When parents unilaterally place their children with disabilities in private schools, federal and state regulations governing special education allow parents to request equitable services from the school division in which the private school is located. (34 CFR § 300.137; corresponding Virginia Regulations at 8 VAC 20-81-150 C.6). When the school division receives these requests, the LEA must make two initial decisions:
- Is the facility a "non-profit " institutional day or residential school?
- Does the school meet the definition of "elementary school "; or "secondary school? " [8 VAC 20-81-150 C.2.b]
With this foundation in mind, let us review each of the above questions:
Are there uniform standards for local school divisions to use in determining whether or not a pre-school facility meets the definition of "elementary school? "
The federal and state regulations governing special education define "elementary school " as a nonprofit institutional day or residential school, including a public elementary charter school, that provides elementary education, as determined under state law. (8 VAC 20-81-150 C.1.b; 34 CFR § 300.13). (emphasis added). Virginia state law, the Code of Virginia, does not include or exclude pre-schools in its definition of "elementary school. " ( § 22.1-1). We are guided, however, by the emphasis in the IDEA definition that the elementary school "…provides elementary education. " Therefore, in order for an LEA to determine if the non-profit pre-school facility meets this definition, it is critical that the LEA review whether or not the private pre-school has an age appropriate curriculum. This does not mean that the private pre-school facility be attached to or be physically located in an elementary school. A private pre-school program’s attachment to an elementary school does not demonstrate whether the program provides elementary education, since a private elementary school may include a pre-school program that is simply a day care center. What more properly guides us in this matter is a review of the private pre-school’s curriculum as to whether that curriculum:
- aligns with the Virginia Foundation Blocks for Early Learning: Comprehensive Standards for Four-Year-Olds;
- includes developmental activities and opportunities (pre-literacy, early numeracy, problem solving opportunities, and exploration of the child’s environment) interfaced with age appropriate social interactions.
Does the Virginia Department of Education (VDOE) have a legal basis to override a school division’s determination that a private pre-school does not meet the definition of "elementary school? "
The determination of whether or not the private pre-school meets the definition of "elementary school " rests with the local school division where the private pre-school is located.

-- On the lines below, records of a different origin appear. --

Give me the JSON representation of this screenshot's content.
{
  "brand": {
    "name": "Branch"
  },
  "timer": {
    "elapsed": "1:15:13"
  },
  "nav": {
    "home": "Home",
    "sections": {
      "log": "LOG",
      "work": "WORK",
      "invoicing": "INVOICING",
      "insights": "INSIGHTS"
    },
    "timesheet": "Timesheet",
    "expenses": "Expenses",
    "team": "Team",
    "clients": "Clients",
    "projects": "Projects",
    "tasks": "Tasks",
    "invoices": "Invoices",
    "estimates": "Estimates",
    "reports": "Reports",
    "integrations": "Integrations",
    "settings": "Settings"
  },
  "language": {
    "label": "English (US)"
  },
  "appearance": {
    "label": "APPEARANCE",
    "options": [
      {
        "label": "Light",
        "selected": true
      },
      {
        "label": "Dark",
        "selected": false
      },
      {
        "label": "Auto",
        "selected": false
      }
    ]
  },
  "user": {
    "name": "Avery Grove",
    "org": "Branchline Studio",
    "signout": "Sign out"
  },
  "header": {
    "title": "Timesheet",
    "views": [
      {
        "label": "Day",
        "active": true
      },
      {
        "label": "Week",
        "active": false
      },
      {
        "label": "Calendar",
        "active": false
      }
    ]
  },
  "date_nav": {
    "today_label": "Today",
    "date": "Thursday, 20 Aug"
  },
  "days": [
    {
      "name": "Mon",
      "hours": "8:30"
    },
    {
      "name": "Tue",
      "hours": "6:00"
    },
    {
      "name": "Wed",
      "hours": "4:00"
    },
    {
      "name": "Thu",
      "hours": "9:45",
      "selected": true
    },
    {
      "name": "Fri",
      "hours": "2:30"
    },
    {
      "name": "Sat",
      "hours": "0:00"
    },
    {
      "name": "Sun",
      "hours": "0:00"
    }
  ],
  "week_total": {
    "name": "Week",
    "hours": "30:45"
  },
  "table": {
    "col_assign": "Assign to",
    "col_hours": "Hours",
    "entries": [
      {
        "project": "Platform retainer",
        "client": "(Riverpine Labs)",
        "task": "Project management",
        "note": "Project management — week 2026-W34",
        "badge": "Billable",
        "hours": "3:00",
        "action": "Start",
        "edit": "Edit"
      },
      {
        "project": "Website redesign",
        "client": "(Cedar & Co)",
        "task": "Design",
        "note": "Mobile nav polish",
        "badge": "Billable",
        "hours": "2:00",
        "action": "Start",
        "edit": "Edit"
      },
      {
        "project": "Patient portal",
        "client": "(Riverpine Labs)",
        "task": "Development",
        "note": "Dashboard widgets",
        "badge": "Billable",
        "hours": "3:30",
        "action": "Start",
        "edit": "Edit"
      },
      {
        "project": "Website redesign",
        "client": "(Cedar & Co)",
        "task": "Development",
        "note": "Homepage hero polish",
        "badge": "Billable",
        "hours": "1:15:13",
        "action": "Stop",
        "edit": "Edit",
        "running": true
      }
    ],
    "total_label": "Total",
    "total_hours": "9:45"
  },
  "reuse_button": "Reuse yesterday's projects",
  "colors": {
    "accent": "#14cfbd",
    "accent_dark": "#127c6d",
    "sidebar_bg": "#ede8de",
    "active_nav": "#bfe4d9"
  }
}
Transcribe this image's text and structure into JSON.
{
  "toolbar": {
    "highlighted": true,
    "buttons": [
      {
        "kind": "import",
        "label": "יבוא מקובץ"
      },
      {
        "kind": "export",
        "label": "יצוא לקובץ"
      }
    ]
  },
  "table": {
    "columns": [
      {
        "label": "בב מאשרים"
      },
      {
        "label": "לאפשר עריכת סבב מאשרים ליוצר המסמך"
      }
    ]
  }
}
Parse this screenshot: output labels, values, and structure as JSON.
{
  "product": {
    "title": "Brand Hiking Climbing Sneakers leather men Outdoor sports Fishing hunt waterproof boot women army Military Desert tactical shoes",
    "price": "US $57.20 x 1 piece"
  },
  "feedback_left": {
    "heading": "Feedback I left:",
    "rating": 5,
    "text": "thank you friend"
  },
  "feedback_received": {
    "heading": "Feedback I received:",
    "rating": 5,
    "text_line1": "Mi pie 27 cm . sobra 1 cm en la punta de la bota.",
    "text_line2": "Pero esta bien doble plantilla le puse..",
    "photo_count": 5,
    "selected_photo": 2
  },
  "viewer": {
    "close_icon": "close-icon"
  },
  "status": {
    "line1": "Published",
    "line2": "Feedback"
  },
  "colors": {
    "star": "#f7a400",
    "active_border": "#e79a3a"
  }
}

The Virginia Department of Education has no legal basis to override a school division’s determination in this regard.
Do the parents have dispute resolution options, other than the complaint system, for resolving the dispute?
The parent’s dispute resolution options in this instance are limited to the complaint system. If the parent disagrees with the school division’s determination, the parent may file a complaint with VDOE, under 8 VAC 20-81-200, that the LEA failed to follow regulatory requirements for parentally placed private school children with disabilities.
The federal and state regulations governing special education preclude parents from using mediation or requesting due process to resolve this type of dispute. Those dispute resolution options apply only if the school division failed to meet the requirements of child find. (8 VAC 20-81-150 C.10.b; 34 CFR § 300.140).
Practice Tip: Documentation of determinations of whether a private pre-school meets the definition of "elementary school " may include: an examination of the private pre-school program and any curriculum manuals; identification of factors used in the examination of the private pre-school’s program and manuals; and/or summary of an on-site visit of the private pre-school and interviews with staff. Such documentation will ensure that the school division’s determination was not arbitrarily made.